The suspects appeared before Chief magistrate Francis Wandayi at the Milimani Law Court to face at least 12 counts, among them commission of a terrorism act, being in possession of stolen items and being in the country illegally.
A third suspect, Liban Omar who was acquitted of the charges, was abducted as he left police custody minutes after securing his freedom.
Andayi said that he found no defect in the charges against the third suspect as brought forth by the prosecution. "The irregularities in the process of issuing ID cards cannot be blamed on the third person. The accused was not at the Westgate building during the time of the attack," he ruled.
Liban Abdillahi Omar – who had been on a seven-year trial for supporting the 2013 Westgate Mall attack was leaving the Anti-Terror Police Unit (ATPU) headquarters in Upper Hill, Nairobi when he was whisked away by unidentified men, a police report said.
To date, his whereabouts remain unknown.
Again on January 15, 2019, court freed the fourth suspect-Adan Dheg, for lack ofsufficient evidence.
Chief Magistrate Francis Andayi exonerated Dheg but put Ahmed Abdi, Liban Omar and Hussein Mustafa on their defence.
“I am satisfied that the prosecution has established there is a case to answer against the three suspects, but I will acquit Adan who has no case to answer,” he ruled.

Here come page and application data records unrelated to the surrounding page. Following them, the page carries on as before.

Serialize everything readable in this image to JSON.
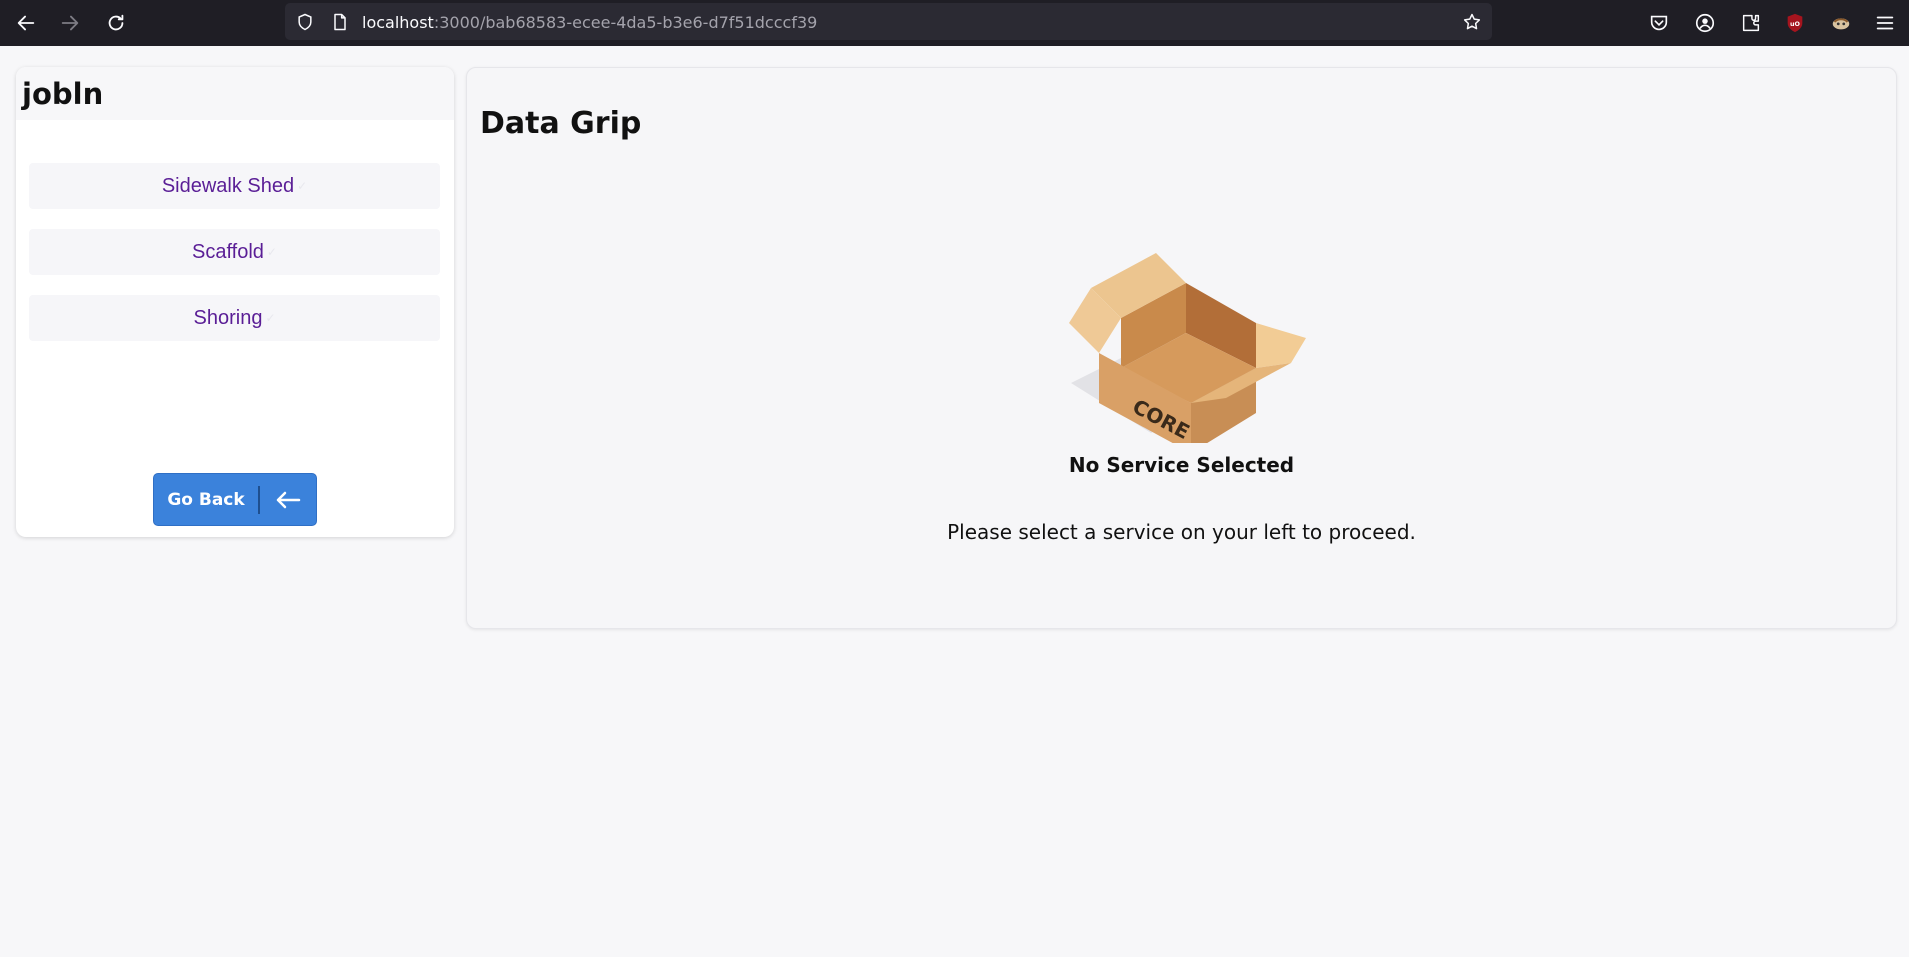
{
  "browser": {
    "url_host": "localhost",
    "url_path": ":3000/bab68583-ecee-4da5-b3e6-d7f51dcccf39"
  },
  "sidebar": {
    "title": "jobln",
    "items": [
      {
        "label": "Sidewalk Shed"
      },
      {
        "label": "Scaffold"
      },
      {
        "label": "Shoring"
      }
    ],
    "go_back_label": "Go Back"
  },
  "main": {
    "title": "Data Grip",
    "illustration_label": "CORE",
    "empty_title": "No Service Selected",
    "empty_message": "Please select a service on your left to proceed."
  },
  "colors": {
    "accent": "#3b82db",
    "item_text": "#5a1e96"
  }
}
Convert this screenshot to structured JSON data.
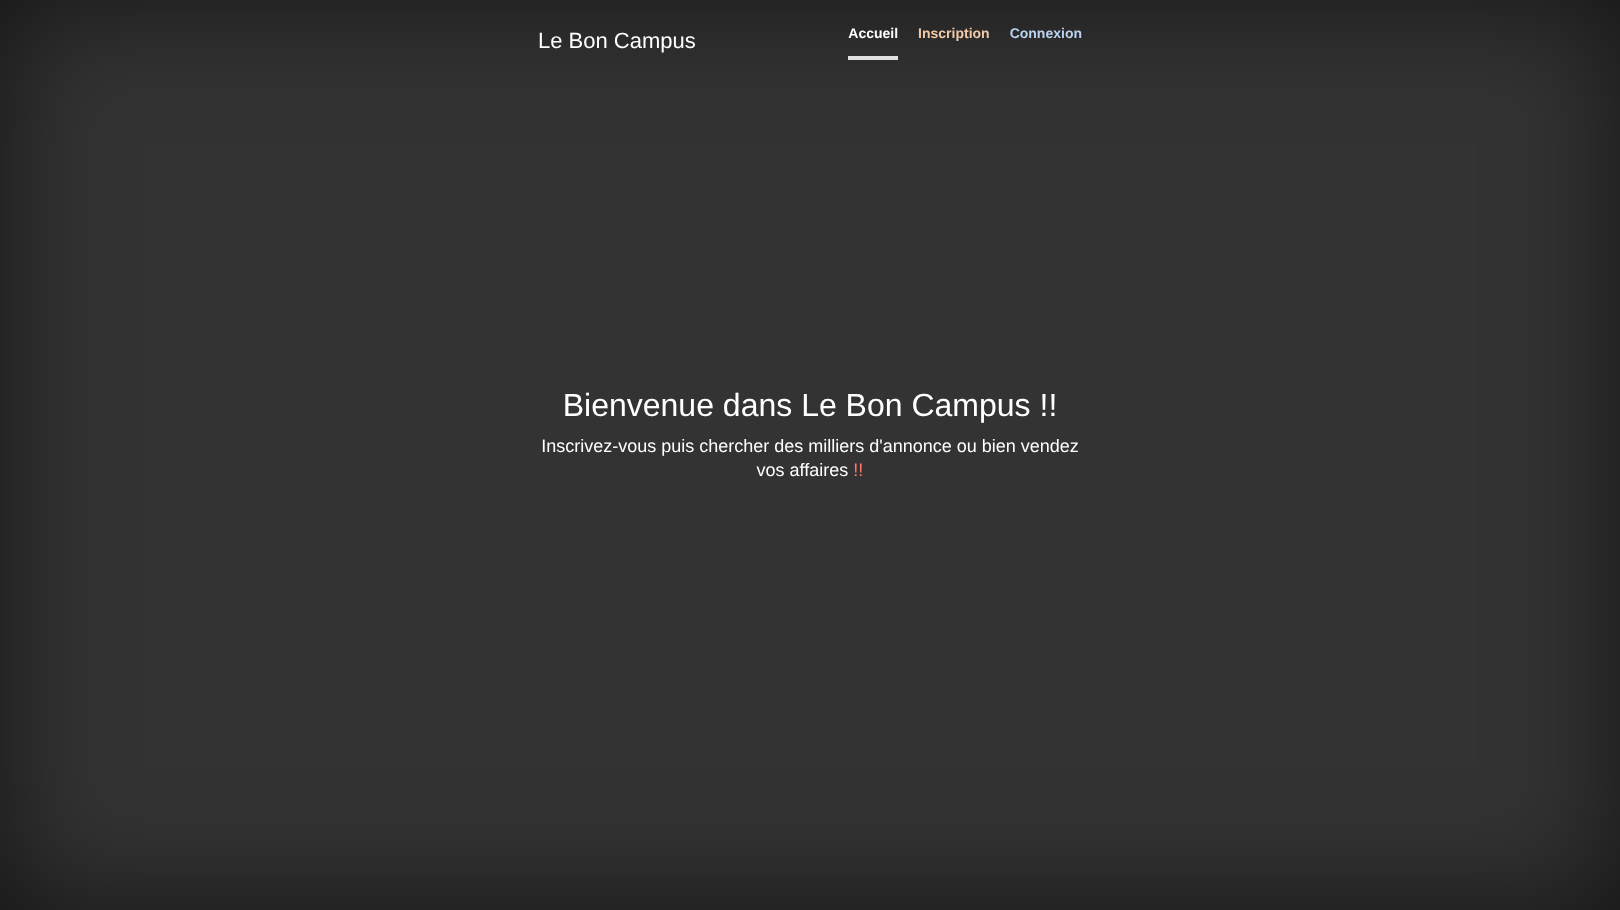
{
  "brand": "Le Bon Campus",
  "nav": [
    {
      "label": "Accueil",
      "selected": true,
      "color": "#ffffff"
    },
    {
      "label": "Inscription",
      "selected": false,
      "color": "#f2c9a8"
    },
    {
      "label": "Connexion",
      "selected": false,
      "color": "#b9d3f0"
    }
  ],
  "hero": {
    "title": "Bienvenue dans Le Bon Campus !!",
    "subtitle": "Inscrivez-vous puis chercher des milliers d'annonce ou bien vendez vos affaires",
    "subtitle_mark": "!!"
  }
}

145 witnesses were produced in the course of the trial and the judgement has now been postponed at least four times, all while victims of the attack live in the hope that justice is only delayed but not denied.